Are the feet really that important if we are sitting down?

Posture is essentially the position of one or many body segments in relation to one another and their orientation in space:

Postural management is the use of any technique to minimise postural abnormality and enhance function2. An effective postural management programme will address all of these body segments throughout an individual’s full 24-hours.

How can specialist seating help?

Specialist seating can form a critical part of an individual’s posture management programme. Specialist seating can address all body segments; however, for the purpose of this blog, we will be focussing on the feet segment.

With regards to the feet, we are aiming to correct the foot posture to achieve a neutral plantargrade position, especially if an individual needs to maintain range of movement for mobility, with maximum contact with the support surface:

Some individual’s present with fixed foot deformities, which will be identified following a comprehensive postural assessment. These individuals may require a softer foot support to accommodate their posture to ensure equal weight distribution and comfort, and to reduce the risk of further postural deterioration:

At CareFlex, we also offer a specialist Tailored Solutions Service. During the seating assessment, it may become evident that a unique modification is required to achieve optimum posture and pressure management. If so, details are passed to our Solutions Team, who then produce a schematic drawing and quotation. Sometimes the modification can be a simple accessory; in other instances it can be a significant alteration to the structure of the chair.

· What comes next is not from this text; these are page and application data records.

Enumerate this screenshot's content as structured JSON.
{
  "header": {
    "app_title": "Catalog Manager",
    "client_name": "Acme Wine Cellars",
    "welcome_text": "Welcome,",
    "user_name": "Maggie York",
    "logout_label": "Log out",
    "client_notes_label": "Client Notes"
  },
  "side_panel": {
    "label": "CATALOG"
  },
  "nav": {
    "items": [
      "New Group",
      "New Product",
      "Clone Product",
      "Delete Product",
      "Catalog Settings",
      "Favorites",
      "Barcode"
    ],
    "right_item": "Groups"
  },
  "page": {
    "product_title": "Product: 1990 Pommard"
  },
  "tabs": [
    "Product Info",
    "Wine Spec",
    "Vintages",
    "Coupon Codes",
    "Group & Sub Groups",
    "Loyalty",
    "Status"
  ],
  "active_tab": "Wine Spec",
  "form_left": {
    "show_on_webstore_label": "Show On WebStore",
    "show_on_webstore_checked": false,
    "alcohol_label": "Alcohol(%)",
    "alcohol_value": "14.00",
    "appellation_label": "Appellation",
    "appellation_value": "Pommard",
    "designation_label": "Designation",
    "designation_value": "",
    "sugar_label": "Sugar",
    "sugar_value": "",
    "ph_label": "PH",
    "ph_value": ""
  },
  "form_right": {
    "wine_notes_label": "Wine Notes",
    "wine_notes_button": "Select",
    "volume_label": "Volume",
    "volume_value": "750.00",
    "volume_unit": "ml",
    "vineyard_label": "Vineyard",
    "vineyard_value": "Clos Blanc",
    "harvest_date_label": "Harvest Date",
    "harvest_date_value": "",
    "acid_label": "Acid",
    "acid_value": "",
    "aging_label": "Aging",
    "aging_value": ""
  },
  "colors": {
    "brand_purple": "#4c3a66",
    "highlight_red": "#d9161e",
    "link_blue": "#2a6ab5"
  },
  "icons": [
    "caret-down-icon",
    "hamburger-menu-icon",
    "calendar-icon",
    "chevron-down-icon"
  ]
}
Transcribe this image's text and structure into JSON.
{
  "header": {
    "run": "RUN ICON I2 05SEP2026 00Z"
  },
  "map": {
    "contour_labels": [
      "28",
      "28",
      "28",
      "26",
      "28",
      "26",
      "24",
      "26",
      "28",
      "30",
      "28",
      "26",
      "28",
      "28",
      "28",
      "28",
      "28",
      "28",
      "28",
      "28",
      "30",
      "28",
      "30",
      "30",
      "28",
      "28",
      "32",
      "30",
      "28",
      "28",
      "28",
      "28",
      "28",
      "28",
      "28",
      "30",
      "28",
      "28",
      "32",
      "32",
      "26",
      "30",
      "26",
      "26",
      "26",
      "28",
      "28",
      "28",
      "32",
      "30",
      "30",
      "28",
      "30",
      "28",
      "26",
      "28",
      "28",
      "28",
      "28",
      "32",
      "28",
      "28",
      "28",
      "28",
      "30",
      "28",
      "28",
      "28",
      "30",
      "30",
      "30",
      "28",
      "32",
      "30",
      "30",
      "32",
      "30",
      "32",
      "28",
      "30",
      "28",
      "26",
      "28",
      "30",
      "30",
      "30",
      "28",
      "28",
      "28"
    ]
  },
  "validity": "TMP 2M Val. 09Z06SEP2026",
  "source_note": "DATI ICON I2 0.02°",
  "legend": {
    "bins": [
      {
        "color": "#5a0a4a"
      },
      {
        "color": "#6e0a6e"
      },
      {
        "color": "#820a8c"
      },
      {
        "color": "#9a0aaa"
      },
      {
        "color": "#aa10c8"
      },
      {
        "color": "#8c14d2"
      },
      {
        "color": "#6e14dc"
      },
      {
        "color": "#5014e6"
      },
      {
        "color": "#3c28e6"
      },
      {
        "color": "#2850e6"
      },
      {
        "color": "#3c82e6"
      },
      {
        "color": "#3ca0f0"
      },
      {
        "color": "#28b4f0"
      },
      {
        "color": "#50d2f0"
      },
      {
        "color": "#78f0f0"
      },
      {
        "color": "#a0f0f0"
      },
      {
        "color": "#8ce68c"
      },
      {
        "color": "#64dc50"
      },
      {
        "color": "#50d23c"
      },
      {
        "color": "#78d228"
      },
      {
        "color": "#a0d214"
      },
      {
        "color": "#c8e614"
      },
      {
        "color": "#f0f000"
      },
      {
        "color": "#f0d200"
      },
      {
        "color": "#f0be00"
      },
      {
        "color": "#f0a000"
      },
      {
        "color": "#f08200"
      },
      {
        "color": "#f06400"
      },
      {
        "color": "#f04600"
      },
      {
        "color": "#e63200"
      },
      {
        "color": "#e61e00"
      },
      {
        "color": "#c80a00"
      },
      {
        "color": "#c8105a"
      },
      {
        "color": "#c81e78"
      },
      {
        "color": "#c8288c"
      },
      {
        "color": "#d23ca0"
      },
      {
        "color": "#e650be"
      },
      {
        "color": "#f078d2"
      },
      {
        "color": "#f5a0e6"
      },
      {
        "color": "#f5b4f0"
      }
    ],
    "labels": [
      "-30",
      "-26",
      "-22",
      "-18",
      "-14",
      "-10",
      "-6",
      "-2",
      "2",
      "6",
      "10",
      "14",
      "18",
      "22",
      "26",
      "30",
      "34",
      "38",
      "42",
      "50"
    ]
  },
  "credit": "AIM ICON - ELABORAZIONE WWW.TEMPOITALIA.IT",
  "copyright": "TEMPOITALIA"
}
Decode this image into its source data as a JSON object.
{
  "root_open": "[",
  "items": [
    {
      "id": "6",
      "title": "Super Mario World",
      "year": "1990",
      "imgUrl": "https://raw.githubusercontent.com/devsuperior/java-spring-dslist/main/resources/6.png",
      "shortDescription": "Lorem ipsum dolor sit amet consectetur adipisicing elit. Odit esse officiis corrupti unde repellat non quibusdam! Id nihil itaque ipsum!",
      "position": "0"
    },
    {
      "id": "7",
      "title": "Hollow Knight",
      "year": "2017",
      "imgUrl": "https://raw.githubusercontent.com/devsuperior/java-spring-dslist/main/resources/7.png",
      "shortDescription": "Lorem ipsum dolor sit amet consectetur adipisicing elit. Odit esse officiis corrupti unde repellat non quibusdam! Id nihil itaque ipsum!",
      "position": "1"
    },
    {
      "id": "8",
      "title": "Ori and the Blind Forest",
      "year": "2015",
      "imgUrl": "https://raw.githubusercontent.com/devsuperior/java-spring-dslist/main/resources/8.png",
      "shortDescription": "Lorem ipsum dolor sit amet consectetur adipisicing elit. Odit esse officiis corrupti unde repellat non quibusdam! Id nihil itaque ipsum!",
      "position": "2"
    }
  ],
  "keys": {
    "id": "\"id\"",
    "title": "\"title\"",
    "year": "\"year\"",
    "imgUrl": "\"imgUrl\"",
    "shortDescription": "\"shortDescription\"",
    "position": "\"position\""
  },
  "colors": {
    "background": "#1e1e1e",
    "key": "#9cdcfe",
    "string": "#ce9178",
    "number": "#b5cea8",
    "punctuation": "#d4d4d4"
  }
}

We have many years of experience producing unique Tailored Solutions – so if you have an idea that you think would work for a particular individual, get in touch!

Why are the feet so important?

Posture and pressure are inextricably linked; body positioning has a direct influence on the pressure going through specific body sites3. Most of us have heard of the gold standard 90-90-90 sitting position, with slight anterior pelvic tilt, and hips, knees and ankles all at a 90° angle. This isn’t an achievable consistent or functional posture in real life; however, even if it was, our body weight would be distributed as follows4:

  • Through buttocks and thighs: 75%
  • Through the feet: 19%
  • Through the arms of the chair: 2%
  • Through the back: 4%                                                    

Activity 1:

June, a 5-foot lady who resides in a care home, sits down in a chair in the lounge after John, a 6-foot gentleman, goes out to the garden. John can sit comfortably in the chair with his feet supported on the floor. The chair does not have seat depth or seat width adjustability, or seat height options.

Question 1) Do you think June will be able to sit with her feet supported on the floor?

Question 2) Without her feet supported, where does 19% of June’s body weight go?

June could potentially have 94% of her body weight just going through her buttocks and thighs, and we wonder why individuals are sadly developing pressure injuries.

Supporting the feet and lower limbs can:

  • Aid pelvic stability
  • Encourage optimum foot position
  • Offer a platform to reposition
  • Facilitate comfort

Freedom of movement in the upper limbs is achieved through effective stabilisation of the pelvis and trunk5, which can be encouraged with appropriate foot support as all body segments dictate one another. It is vital that an individual feels stable as this will allow them to remove their upper limbs from a load bearing role to reach outside their base of support and complete activities of daily living.

Activity 2 (disclaimer: please only try this activity if you feel confident in your abilities):

In sitting with your feet supported, reach forward as if picking an object up off the floor. Now take both feet off the floor so that they are unsupported.

Question 1) Do you feel stable?

Question 2) Would you feel able to confidently and safely pick up the same object?


Learning points

  1. Addressing an individual’s foot posture is vital to achieving postural stability
  2. Postural stability can encourage freedom of movement in the upper limbs for function
  3. Appropriate foot support can help reduce the risk of pressure injuries
  4. A thorough assessment is needed to ascertain the best foot support for an individual
  5. In a multi-use environment, such as a care home or hospital ward, different chair dimension options are essential

Please do not hesitate to contact us if you have any specific queries around foot support.


  1. Pope PM (2002) Posture management and special seating In Edwards S (Ed) Neurological Physiotherapy London: Churchill Livingstone
  2. Farley R, Clark J, Davidson C, Evans G, MacLennan K, Michael S, Morrow M, Thorpe S (2003) What is the evidence for the effectiveness of postural management? International Journal of Therapy and Rehabilitation 10(10):449-455
  3. Sprigle S, Wootten M, Sawacha Z, Theilman G (2003) Relationships among cushion type, backrest height, seated posture and reach of wheelchair users with spinal cord injury The Journal of Spinal Cord Medicine 26(3):236-243
  4. Collins F (2001) An adequate service? Specialist seating provision in the UK Journal of Wound Care 10(8):333–7
  5. Green EM, Nelham RL (1991) Development of sitting ability, assessment of children with a motor handicap and prescription of appropriate seating systems Prosthetics and Orthotics International 15:203-216